Algoma Public Health

  • Cleaning & Disinfecting
  • Back

Cleaning & Disinfecting

  • Facebook
  • Email

Regular cleaning and disinfecting of surfaces is important to reduce the risk of disease transmission from general surfaces and shared items.

 

Cleaning must always be the first step to remove dirt and debris from a surface and is necessary for a disinfectant to be effective.

 

Disinfecting will reduce disease-causing germs on surfaces.  The type of chemical/product used and the contact time – the time a surface remains wet with the disinfectant – must be taken into consideration to effectively disinfect surfaces.  The various options are outlined in the following printable poster:

 

Download: Proper Cleaning and Disinfection Practice

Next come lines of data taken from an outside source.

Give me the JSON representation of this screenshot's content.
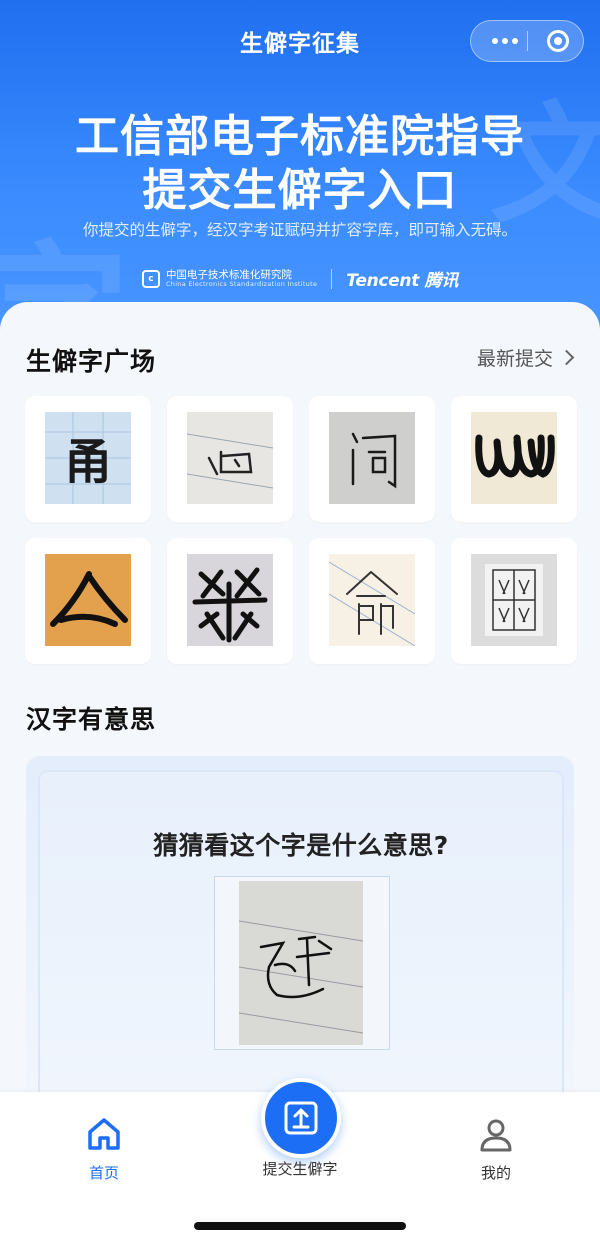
{
  "nav": {
    "title": "生僻字征集"
  },
  "hero": {
    "headline_1": "工信部电子标准院指导",
    "headline_2": "提交生僻字入口",
    "subtitle": "你提交的生僻字，经汉字考证赋码并扩容字库，即可输入无碍。",
    "cesi_cn": "中国电子技术标准化研究院",
    "cesi_en": "China Electronics Standardization Institute",
    "tencent": "Tencent 腾讯"
  },
  "plaza": {
    "title": "生僻字广场",
    "more": "最新提交",
    "tiles": [
      {
        "glyph": "𠮶",
        "ink": "#1a1a1a",
        "bg": "#cfe0f1"
      },
      {
        "glyph": "",
        "ink": "#222",
        "bg": "#e8e6e3"
      },
      {
        "glyph": "",
        "ink": "#222",
        "bg": "#cfcfcd"
      },
      {
        "glyph": "",
        "ink": "#111",
        "bg": "#efe9d6"
      },
      {
        "glyph": "",
        "ink": "#111",
        "bg": "#e3a04d"
      },
      {
        "glyph": "",
        "ink": "#111",
        "bg": "#d8d6da"
      },
      {
        "glyph": "",
        "ink": "#333",
        "bg": "#f7f0e4"
      },
      {
        "glyph": "",
        "ink": "#222",
        "bg": "#dcdcdc"
      }
    ]
  },
  "fun": {
    "title": "汉字有意思",
    "question": "猜猜看这个字是什么意思?"
  },
  "tabs": {
    "home": "首页",
    "submit": "提交生僻字",
    "mine": "我的"
  },
  "colors": {
    "accent": "#1c6ff5",
    "hero_top": "#1f6ff0"
  }
}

Step 1: Cleaning

 

  • Cleaning must always be the first step to remove dirt and debris from a surface and is necessary for a disinfectant to be effective
  • Clean with a detergent, water and friction and clean from least contaminated to most contaminated areas

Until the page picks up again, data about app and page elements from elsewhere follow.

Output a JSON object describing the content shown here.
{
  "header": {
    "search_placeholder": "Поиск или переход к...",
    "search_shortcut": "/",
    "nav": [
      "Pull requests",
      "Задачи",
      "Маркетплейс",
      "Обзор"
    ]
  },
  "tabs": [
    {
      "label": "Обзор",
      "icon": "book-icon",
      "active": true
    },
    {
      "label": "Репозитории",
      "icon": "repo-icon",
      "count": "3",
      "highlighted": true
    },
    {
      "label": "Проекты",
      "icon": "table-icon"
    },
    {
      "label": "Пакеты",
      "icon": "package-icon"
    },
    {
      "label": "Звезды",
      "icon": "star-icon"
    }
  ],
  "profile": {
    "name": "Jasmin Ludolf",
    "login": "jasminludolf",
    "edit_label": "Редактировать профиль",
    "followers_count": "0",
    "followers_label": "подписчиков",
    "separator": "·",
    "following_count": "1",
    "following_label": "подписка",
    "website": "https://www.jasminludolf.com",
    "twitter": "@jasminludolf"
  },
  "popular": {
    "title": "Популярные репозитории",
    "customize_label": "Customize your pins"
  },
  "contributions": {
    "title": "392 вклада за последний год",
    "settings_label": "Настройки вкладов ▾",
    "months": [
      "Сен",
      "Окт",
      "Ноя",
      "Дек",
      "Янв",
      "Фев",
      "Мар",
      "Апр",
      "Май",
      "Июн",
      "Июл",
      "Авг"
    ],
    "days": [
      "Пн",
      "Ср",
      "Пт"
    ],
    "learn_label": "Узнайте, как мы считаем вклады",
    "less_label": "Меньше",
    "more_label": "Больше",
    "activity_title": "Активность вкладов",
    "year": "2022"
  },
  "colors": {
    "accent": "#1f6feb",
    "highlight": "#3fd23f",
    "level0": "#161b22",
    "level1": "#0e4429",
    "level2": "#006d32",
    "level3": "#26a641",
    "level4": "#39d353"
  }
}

Step 2: Disinfecting

 

  • Disinfectants are applied to a clean surface in order to kill disease-causing germs
  • Disinfectants must have a drug identification number (DIN) if approved for use in Canada (common household bleach and isopropyl alcohol are the only exceptions)
  • Always follow manufacturer’s instructions for use (MIFU). Read label for direction on: dilution and mixing, personal protective equipment (PPE) needed (e.g., gloves, goggles), surfaces appropriate for use, contact time, efficacy on specific organisms, and rinsing requirements
  • There are a variety of disinfectants in the market. Choose a disinfectant that is compatible with your surfaces and with contact times that fit your needs
  • Check the expiry date. If a product has expired, do not use. Discard expired product safely or return to manufacturer
  • Ensure the concentration of disinfectant is correct before use (i.e. use test strips)
  • Toys that will be mouthed should be rinsed thoroughly with water following disinfection
  • Do not use antiseptic wipes and other products intended for skin (i.e. alcohol-based hand rubs) on surfaces

  

 

Date of Creation: March 12, 2020

Last Modified: